__Work request__
Please repeat the records exactly, keeping the pictures out.

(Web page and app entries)
*** Block opens ***

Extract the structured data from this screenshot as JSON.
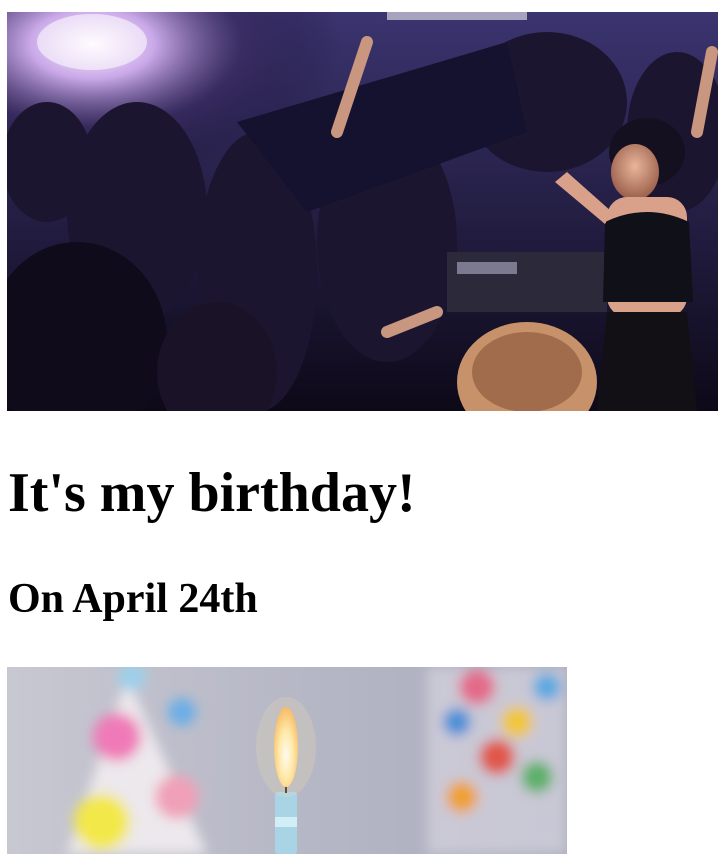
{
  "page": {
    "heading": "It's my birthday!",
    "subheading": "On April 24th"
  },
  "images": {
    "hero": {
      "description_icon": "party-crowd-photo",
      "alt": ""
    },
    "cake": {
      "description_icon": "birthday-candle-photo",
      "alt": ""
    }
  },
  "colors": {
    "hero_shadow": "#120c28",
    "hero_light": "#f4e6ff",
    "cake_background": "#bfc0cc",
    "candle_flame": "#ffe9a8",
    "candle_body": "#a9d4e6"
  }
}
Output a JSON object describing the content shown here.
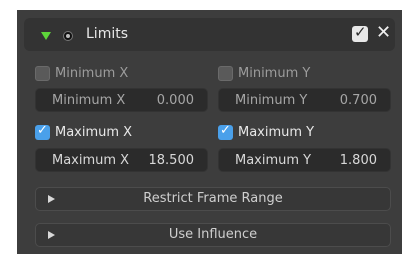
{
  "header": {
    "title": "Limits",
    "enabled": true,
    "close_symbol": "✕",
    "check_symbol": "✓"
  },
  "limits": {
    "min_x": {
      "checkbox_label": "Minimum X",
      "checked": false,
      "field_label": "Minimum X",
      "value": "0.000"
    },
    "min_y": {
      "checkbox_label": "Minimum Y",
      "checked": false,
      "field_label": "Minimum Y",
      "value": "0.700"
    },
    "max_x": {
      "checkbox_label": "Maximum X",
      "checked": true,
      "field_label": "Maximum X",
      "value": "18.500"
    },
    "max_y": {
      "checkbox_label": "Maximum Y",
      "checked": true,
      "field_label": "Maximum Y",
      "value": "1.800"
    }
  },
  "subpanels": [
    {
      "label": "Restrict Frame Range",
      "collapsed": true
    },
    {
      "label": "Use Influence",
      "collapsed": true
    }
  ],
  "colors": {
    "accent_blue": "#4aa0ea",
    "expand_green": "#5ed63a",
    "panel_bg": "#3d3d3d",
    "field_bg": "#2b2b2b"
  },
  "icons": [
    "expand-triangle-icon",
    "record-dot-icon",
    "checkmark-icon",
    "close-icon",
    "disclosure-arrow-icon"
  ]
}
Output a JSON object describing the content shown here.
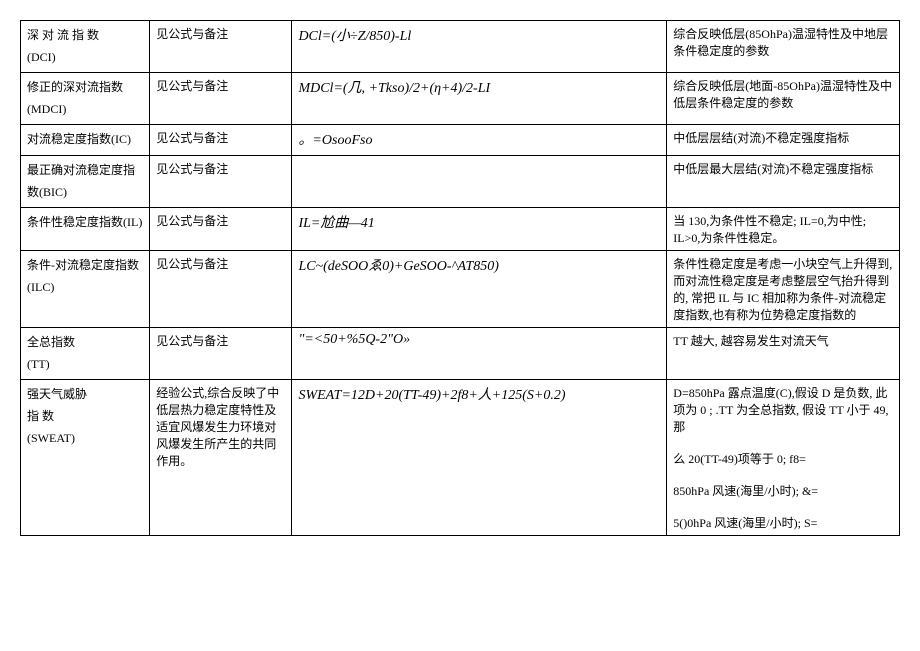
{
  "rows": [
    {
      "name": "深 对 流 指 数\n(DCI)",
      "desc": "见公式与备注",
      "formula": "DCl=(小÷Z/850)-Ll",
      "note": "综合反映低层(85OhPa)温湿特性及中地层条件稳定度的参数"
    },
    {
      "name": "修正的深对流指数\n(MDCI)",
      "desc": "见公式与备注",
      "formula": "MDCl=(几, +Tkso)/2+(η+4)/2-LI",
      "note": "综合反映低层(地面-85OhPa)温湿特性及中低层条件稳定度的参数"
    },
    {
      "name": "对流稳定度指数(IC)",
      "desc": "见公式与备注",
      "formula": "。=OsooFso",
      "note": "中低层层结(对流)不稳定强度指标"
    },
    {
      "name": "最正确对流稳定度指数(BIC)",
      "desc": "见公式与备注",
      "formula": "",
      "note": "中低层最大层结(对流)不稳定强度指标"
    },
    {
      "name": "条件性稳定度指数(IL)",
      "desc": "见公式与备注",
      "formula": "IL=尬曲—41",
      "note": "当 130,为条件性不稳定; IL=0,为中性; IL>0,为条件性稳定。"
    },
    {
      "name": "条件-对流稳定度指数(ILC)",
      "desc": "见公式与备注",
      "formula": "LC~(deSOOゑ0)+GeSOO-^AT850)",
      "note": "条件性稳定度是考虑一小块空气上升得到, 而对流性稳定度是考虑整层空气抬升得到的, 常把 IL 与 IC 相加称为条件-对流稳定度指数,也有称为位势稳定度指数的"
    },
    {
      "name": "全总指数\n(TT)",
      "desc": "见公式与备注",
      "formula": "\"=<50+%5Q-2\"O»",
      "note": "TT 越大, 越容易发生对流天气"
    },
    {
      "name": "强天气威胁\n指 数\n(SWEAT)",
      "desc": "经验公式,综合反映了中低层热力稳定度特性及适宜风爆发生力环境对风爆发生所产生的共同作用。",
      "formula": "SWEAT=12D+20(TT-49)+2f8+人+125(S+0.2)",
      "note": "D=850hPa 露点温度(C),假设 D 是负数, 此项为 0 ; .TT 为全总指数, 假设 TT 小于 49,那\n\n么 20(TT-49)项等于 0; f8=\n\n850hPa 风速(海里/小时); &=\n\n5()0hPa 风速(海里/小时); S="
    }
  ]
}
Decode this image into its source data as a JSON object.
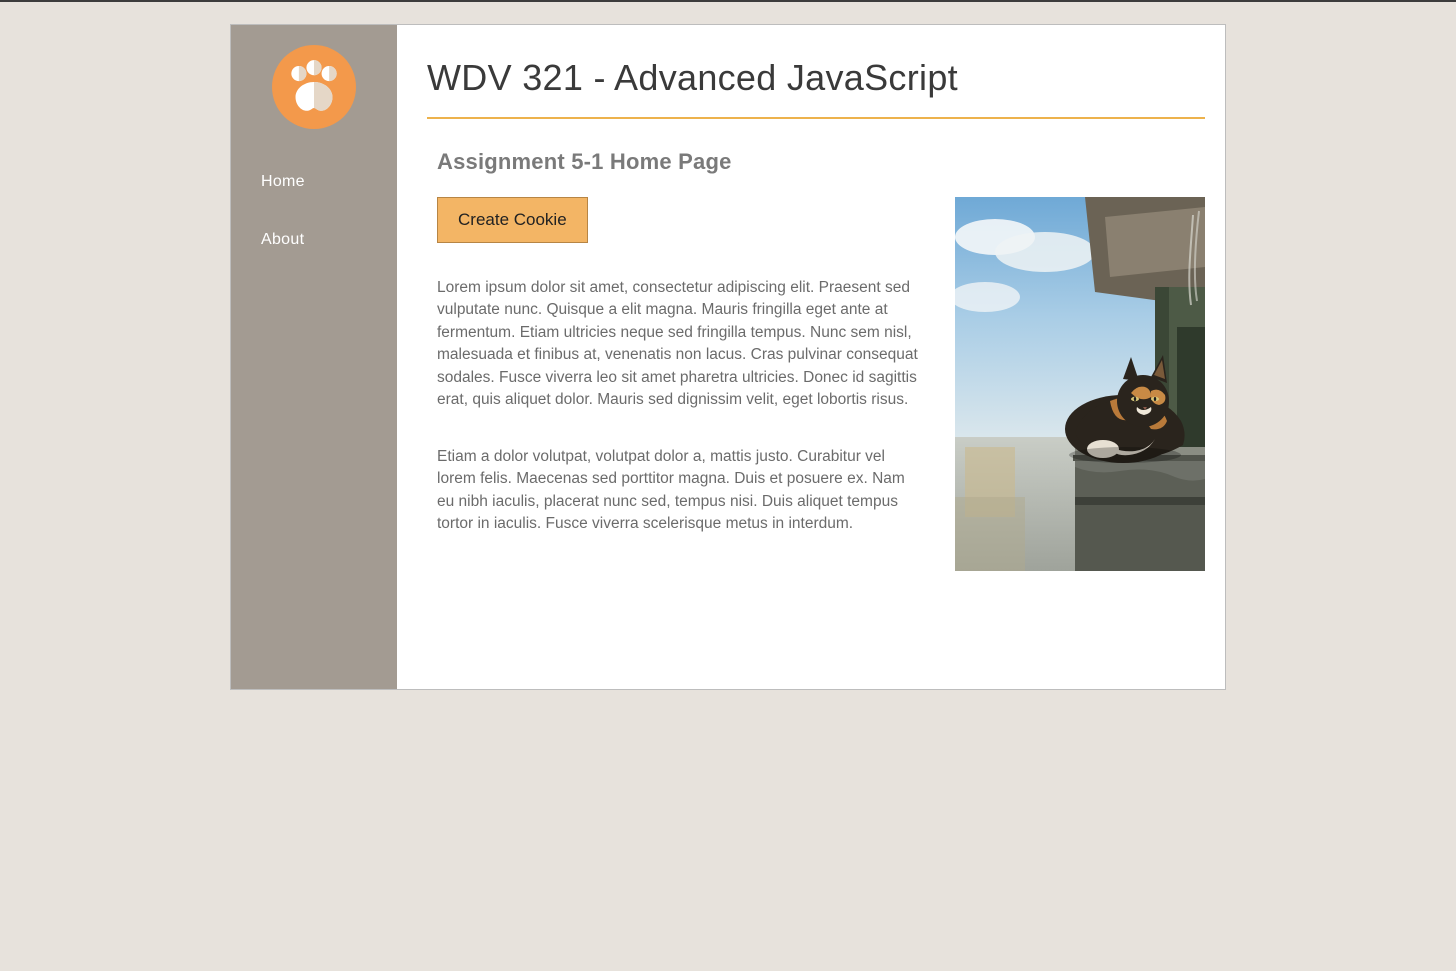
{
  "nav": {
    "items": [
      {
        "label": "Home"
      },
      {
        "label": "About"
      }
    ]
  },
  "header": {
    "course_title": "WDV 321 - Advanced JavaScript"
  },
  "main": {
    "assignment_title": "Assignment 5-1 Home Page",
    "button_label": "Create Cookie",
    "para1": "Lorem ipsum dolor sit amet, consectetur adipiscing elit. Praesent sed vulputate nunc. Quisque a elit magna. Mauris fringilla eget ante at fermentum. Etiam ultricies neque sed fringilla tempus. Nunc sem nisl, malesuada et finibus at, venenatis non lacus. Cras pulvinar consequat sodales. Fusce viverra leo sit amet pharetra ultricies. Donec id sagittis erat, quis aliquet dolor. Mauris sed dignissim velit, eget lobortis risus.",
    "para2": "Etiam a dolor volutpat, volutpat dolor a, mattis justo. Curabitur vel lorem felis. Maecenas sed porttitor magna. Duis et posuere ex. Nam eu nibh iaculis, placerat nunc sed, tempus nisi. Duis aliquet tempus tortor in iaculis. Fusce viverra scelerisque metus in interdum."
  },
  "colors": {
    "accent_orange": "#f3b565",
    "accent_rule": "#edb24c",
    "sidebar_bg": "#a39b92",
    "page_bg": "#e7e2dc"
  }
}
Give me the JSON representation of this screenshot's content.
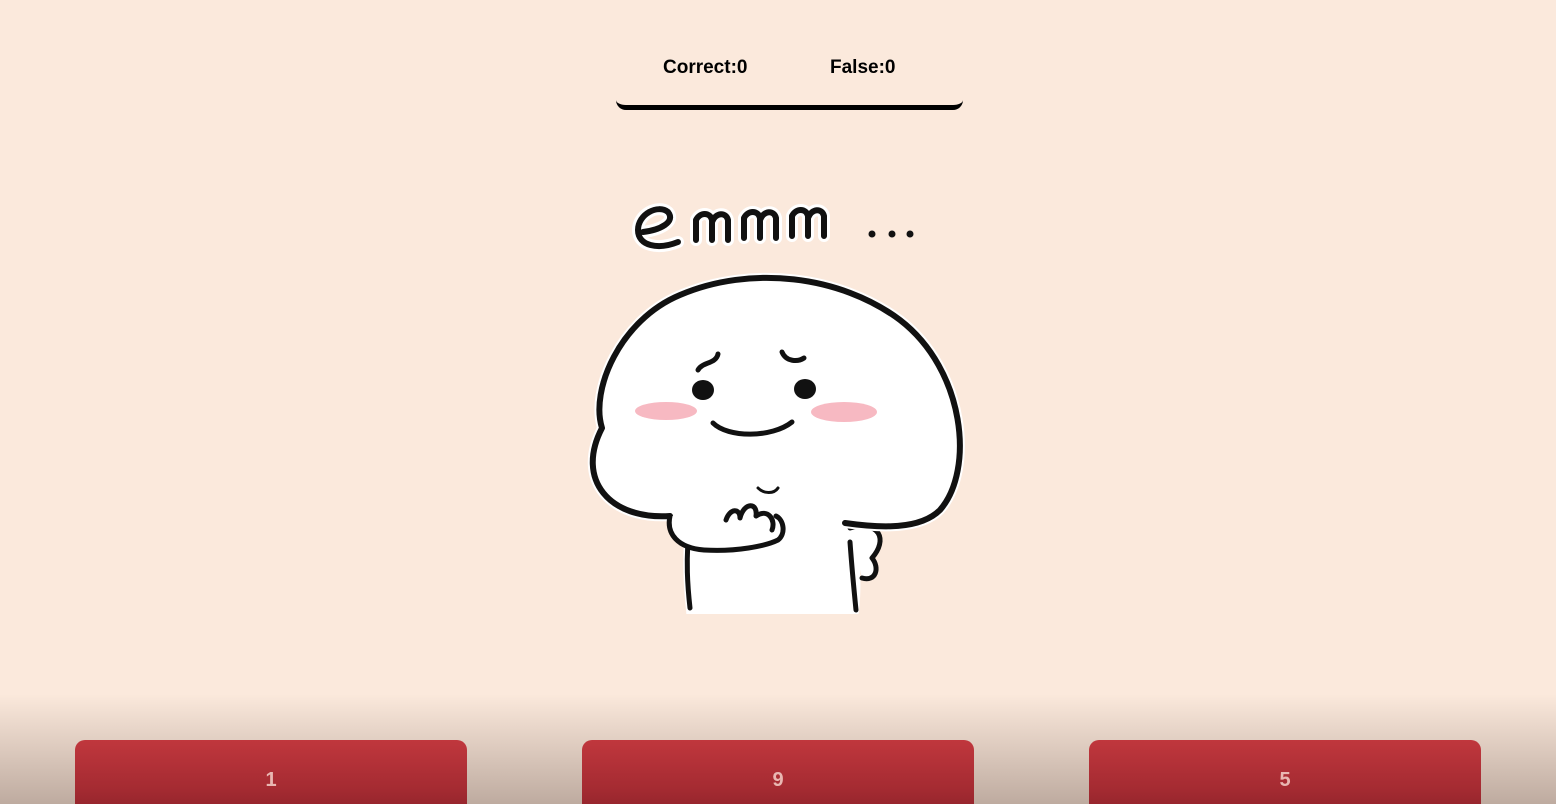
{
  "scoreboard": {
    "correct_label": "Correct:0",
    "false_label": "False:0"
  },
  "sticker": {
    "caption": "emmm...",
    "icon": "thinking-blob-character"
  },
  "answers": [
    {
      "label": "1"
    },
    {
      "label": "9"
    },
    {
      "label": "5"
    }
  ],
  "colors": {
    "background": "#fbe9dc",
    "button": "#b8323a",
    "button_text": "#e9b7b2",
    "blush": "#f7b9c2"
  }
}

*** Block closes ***

__Task result__
Extract the structured data from this screenshot as JSON.
{
  "page": {
    "heading": "It's my birthday!",
    "subheading": "On April 24th"
  },
  "images": {
    "hero": {
      "description_icon": "party-crowd-photo",
      "alt": ""
    },
    "cake": {
      "description_icon": "birthday-candle-photo",
      "alt": ""
    }
  },
  "colors": {
    "hero_shadow": "#120c28",
    "hero_light": "#f4e6ff",
    "cake_background": "#bfc0cc",
    "candle_flame": "#ffe9a8",
    "candle_body": "#a9d4e6"
  }
}
Output a JSON object describing the content shown here.
{
  "header": {
    "title": "Limits",
    "enabled": true,
    "close_symbol": "✕",
    "check_symbol": "✓"
  },
  "limits": {
    "min_x": {
      "checkbox_label": "Minimum X",
      "checked": false,
      "field_label": "Minimum X",
      "value": "0.000"
    },
    "min_y": {
      "checkbox_label": "Minimum Y",
      "checked": false,
      "field_label": "Minimum Y",
      "value": "0.700"
    },
    "max_x": {
      "checkbox_label": "Maximum X",
      "checked": true,
      "field_label": "Maximum X",
      "value": "18.500"
    },
    "max_y": {
      "checkbox_label": "Maximum Y",
      "checked": true,
      "field_label": "Maximum Y",
      "value": "1.800"
    }
  },
  "subpanels": [
    {
      "label": "Restrict Frame Range",
      "collapsed": true
    },
    {
      "label": "Use Influence",
      "collapsed": true
    }
  ],
  "colors": {
    "accent_blue": "#4aa0ea",
    "expand_green": "#5ed63a",
    "panel_bg": "#3d3d3d",
    "field_bg": "#2b2b2b"
  },
  "icons": [
    "expand-triangle-icon",
    "record-dot-icon",
    "checkmark-icon",
    "close-icon",
    "disclosure-arrow-icon"
  ]
}
Output a JSON object describing the content shown here.
{
  "rows": [
    {
      "name": "深 对 流 指 数\n(DCI)",
      "desc": "见公式与备注",
      "formula": "DCl=(小÷Z/850)-Ll",
      "note": "综合反映低层(85OhPa)温湿特性及中地层条件稳定度的参数"
    },
    {
      "name": "修正的深对流指数\n(MDCI)",
      "desc": "见公式与备注",
      "formula": "MDCl=(几, +Tkso)/2+(η+4)/2-LI",
      "note": "综合反映低层(地面-85OhPa)温湿特性及中低层条件稳定度的参数"
    },
    {
      "name": "对流稳定度指数(IC)",
      "desc": "见公式与备注",
      "formula": "。=OsooFso",
      "note": "中低层层结(对流)不稳定强度指标"
    },
    {
      "name": "最正确对流稳定度指数(BIC)",
      "desc": "见公式与备注",
      "formula": "",
      "note": "中低层最大层结(对流)不稳定强度指标"
    },
    {
      "name": "条件性稳定度指数(IL)",
      "desc": "见公式与备注",
      "formula": "IL=尬曲—41",
      "note": "当 130,为条件性不稳定; IL=0,为中性; IL>0,为条件性稳定。"
    },
    {
      "name": "条件-对流稳定度指数(ILC)",
      "desc": "见公式与备注",
      "formula": "LC~(deSOOゑ0)+GeSOO-^AT850)",
      "note": "条件性稳定度是考虑一小块空气上升得到, 而对流性稳定度是考虑整层空气抬升得到的, 常把 IL 与 IC 相加称为条件-对流稳定度指数,也有称为位势稳定度指数的"
    },
    {
      "name": "全总指数\n(TT)",
      "desc": "见公式与备注",
      "formula": "\"=<50+%5Q-2\"O»",
      "note": "TT 越大, 越容易发生对流天气"
    },
    {
      "name": "强天气威胁\n指 数\n(SWEAT)",
      "desc": "经验公式,综合反映了中低层热力稳定度特性及适宜风爆发生力环境对风爆发生所产生的共同作用。",
      "formula": "SWEAT=12D+20(TT-49)+2f8+人+125(S+0.2)",
      "note": "D=850hPa 露点温度(C),假设 D 是负数, 此项为 0 ; .TT 为全总指数, 假设 TT 小于 49,那\n\n么 20(TT-49)项等于 0; f8=\n\n850hPa 风速(海里/小时); &=\n\n5()0hPa 风速(海里/小时); S="
    }
  ]
}
Decode this image into its source data as a JSON object.
{
  "nav": {
    "items": [
      {
        "label": "Home"
      },
      {
        "label": "About"
      }
    ]
  },
  "header": {
    "course_title": "WDV 321 - Advanced JavaScript"
  },
  "main": {
    "assignment_title": "Assignment 5-1 Home Page",
    "button_label": "Create Cookie",
    "para1": "Lorem ipsum dolor sit amet, consectetur adipiscing elit. Praesent sed vulputate nunc. Quisque a elit magna. Mauris fringilla eget ante at fermentum. Etiam ultricies neque sed fringilla tempus. Nunc sem nisl, malesuada et finibus at, venenatis non lacus. Cras pulvinar consequat sodales. Fusce viverra leo sit amet pharetra ultricies. Donec id sagittis erat, quis aliquet dolor. Mauris sed dignissim velit, eget lobortis risus.",
    "para2": "Etiam a dolor volutpat, volutpat dolor a, mattis justo. Curabitur vel lorem felis. Maecenas sed porttitor magna. Duis et posuere ex. Nam eu nibh iaculis, placerat nunc sed, tempus nisi. Duis aliquet tempus tortor in iaculis. Fusce viverra scelerisque metus in interdum."
  },
  "colors": {
    "accent_orange": "#f3b565",
    "accent_rule": "#edb24c",
    "sidebar_bg": "#a39b92",
    "page_bg": "#e7e2dc"
  }
}
Give me the JSON representation of this screenshot's content.
{
  "scoreboard": {
    "correct_label": "Correct:0",
    "false_label": "False:0"
  },
  "sticker": {
    "caption": "emmm...",
    "icon": "thinking-blob-character"
  },
  "answers": [
    {
      "label": "1"
    },
    {
      "label": "9"
    },
    {
      "label": "5"
    }
  ],
  "colors": {
    "background": "#fbe9dc",
    "button": "#b8323a",
    "button_text": "#e9b7b2",
    "blush": "#f7b9c2"
  }
}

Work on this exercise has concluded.